In many hotspots where COVID-19 cases are spiking and hospitals are reaching capacity, people are once again in varying degrees of lockdown. Until planting season begins and the weather allows for more outdoor activities, there are many ways to stay productive. One area still lacking for many people is their online security and safety that can be strengthened by tightening up security for accounts.
According to a recent ZDNet report, many people are still using passwords that are easily deduced – pet names, significant dates, sports teams, family members’ names, and even the word “password” that put users at risk for cyber fraud. People who use social media are especially vulnerable to fraud when anniversaries, birthdays, and names of pets or loved ones can be easily gleaned.

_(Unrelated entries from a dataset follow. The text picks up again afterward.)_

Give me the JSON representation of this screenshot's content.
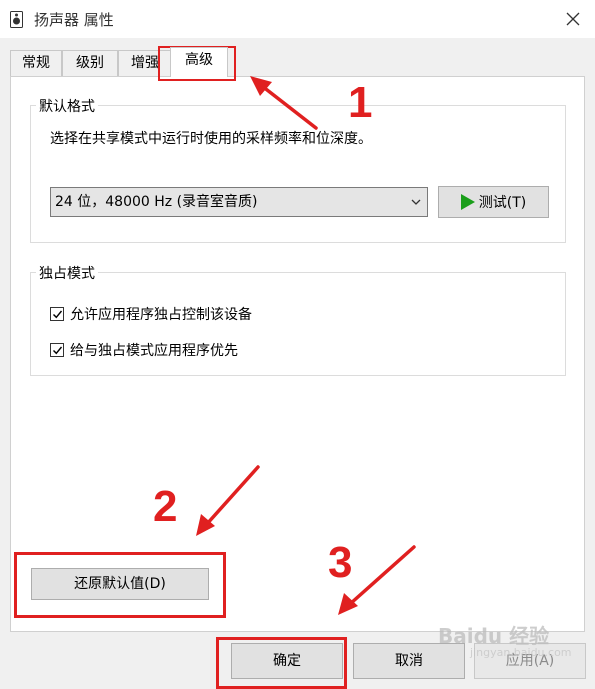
{
  "window": {
    "title": "扬声器 属性",
    "icon": "speaker-icon"
  },
  "tabs": [
    {
      "label": "常规"
    },
    {
      "label": "级别"
    },
    {
      "label": "增强"
    },
    {
      "label": "高级",
      "active": true
    }
  ],
  "default_format": {
    "group_label": "默认格式",
    "description": "选择在共享模式中运行时使用的采样频率和位深度。",
    "selected_format": "24 位，48000 Hz (录音室音质)",
    "test_label": "测试(T)"
  },
  "exclusive_mode": {
    "group_label": "独占模式",
    "options": [
      {
        "label": "允许应用程序独占控制该设备",
        "checked": true
      },
      {
        "label": "给与独占模式应用程序优先",
        "checked": true
      }
    ]
  },
  "restore_label": "还原默认值(D)",
  "footer": {
    "ok_label": "确定",
    "cancel_label": "取消",
    "apply_label": "应用(A)"
  },
  "annotations": {
    "step1": "1",
    "step2": "2",
    "step3": "3",
    "color": "#e02020"
  },
  "watermark": {
    "brand": "Baidu 经验",
    "url": "jingyan.baidu.com"
  },
  "colors": {
    "dialog_bg": "#f0f0f0",
    "panel_bg": "#ffffff",
    "play_icon": "#1a9e1a"
  }
}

Using simple passwords over multiple accounts, especially financial ones, can give hackers easy access. If employees use one-word passwords across personal and work-related accounts, they could also be putting their employer’s corporate accounts at risk from cybercriminals. Online security is more important than ever this year.
What is a strong password? The National Cyber Security Centre (NCSC) suggests using three random words that are easy to remember but are not the name of a family member, hometown, pet, or alma mater. Nothing that could be easily deduced by hackers. It’s also important that email passwords are different than others used for online accounts.
Saving your password to your web browser allows for easier access to accounts and it may also help protect against cyber attacks. Turning on two-factor authentication also provides an added layer of security.
If you have a hard time keeping your passwords straight, rather than writing them down, there are a number of password managers that help protect your login information while keeping it close at hand. Managers like Last Pass or 1Password can be downloaded across all your devices making logging in easy and protecting against hacking.
Learn more about securing accounts and devices, creating secure passphrases, and staying safe on social media by following this link to the National Cyber Security Alliance. If you want to check out common 2021 passwords, follow this link.